51 M. Nicodemi, B. Panning and A. Prisco, Colocalization transition of homologous chromosomes at meiosis, Phys. Rev. E Stat. Nonlin. Soft Matter Phys. 77 (2008), p. 061913.
53 K. Binder and D. Heermann, Monte Carlo Simulation in Statistical Physics, Springer-Verlag, Berlin, Heidelberg, and New York (2002).
54 K. Binder, Applications of Monte Carlo methods to statistical physics, Rep. Prog. Phys. 60 (1997), p. 487.
56 M. Branco and A. Pombo, Intermingling of chromosome territories in interphase suggests role in translocations and transcription-dependent associations, PLoS Biol. 4 (2006), p. e138.

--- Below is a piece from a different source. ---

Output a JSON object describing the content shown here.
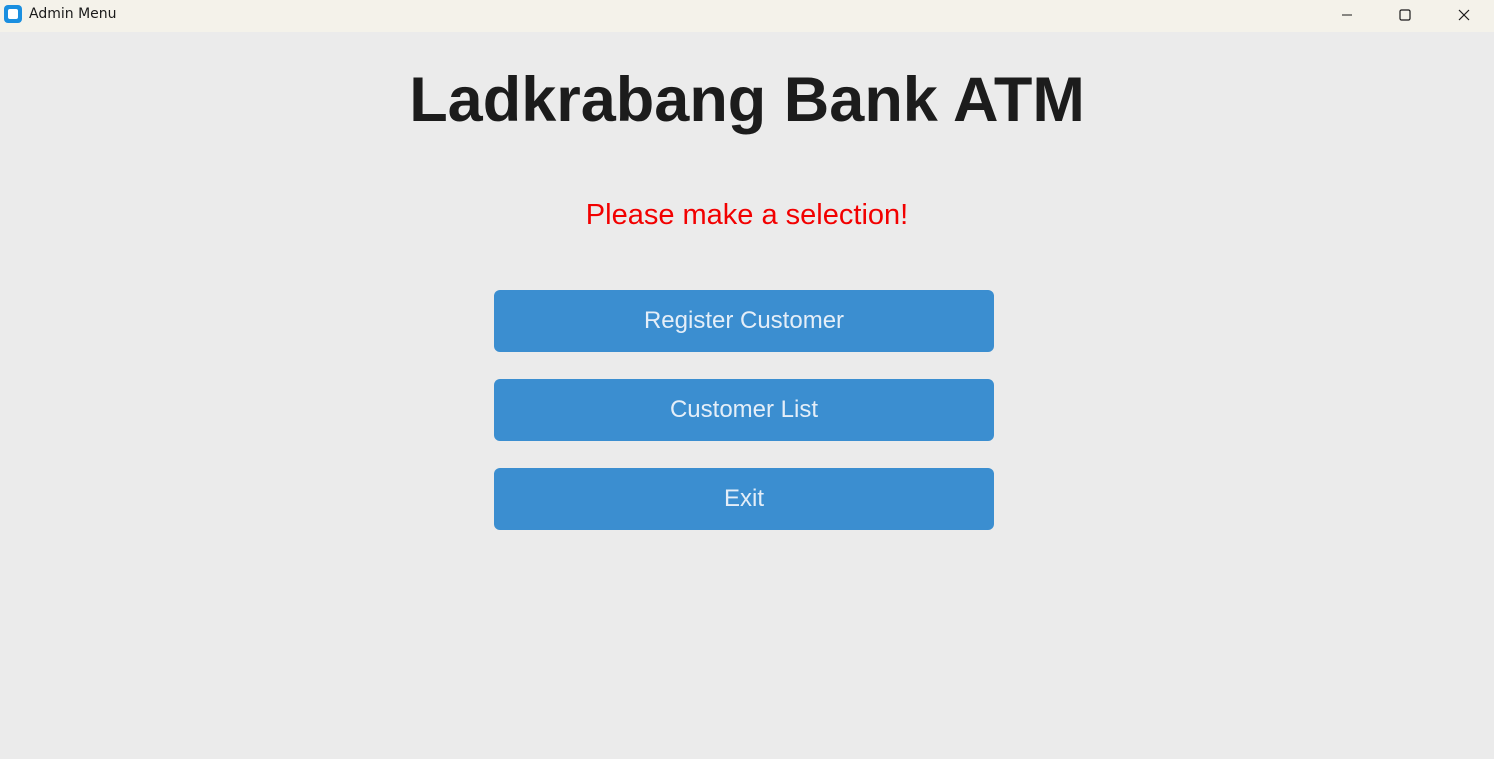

58 S. Lomvardas, G. Barnea, D. Pisapia, M. Mendelsohn and J. Kirkland et al., Interchromosomal interactions and olfactory receptor choice, Cell 126 (2006), pp. 403–413.
59 T. Takizawa, P. Gudla, L. Guo, S. Lockett and T. Misteli, Allele-specific nuclear positioning of the monoallelically expressed astrocyte marker GFAP, Genes Dev. 22 (2008), pp. 489–498.
60 K. Handwerger, J. Cordero and J. Gall, Cajal bodies, nucleoli, and speckles in the Xenopus oocyte nucleus have a low-density, sponge-like structure, MBC 16 (2005), pp. 202–211.
61 R. Hancock, Packing of the polynucleosome chain in interphase chromosomes: evidence for a contribution of crowding and entropic forces, SCDB 18 (2007), pp. 668–675.
62 P. Cook, Predicting three-dimensional genome structure from transcriptional activity, Nat. Genet. 32 (2002), pp. 347–352.
63 C. Osborne, L. Chakalova, K. Brown, D. Carter and A. Horton et al., Replication and transcription: shaping the landscape of the genome, Nat. Rev. Genet. 6 (2005), pp. 669–677.
Actions (login required)
Downloads per month over past year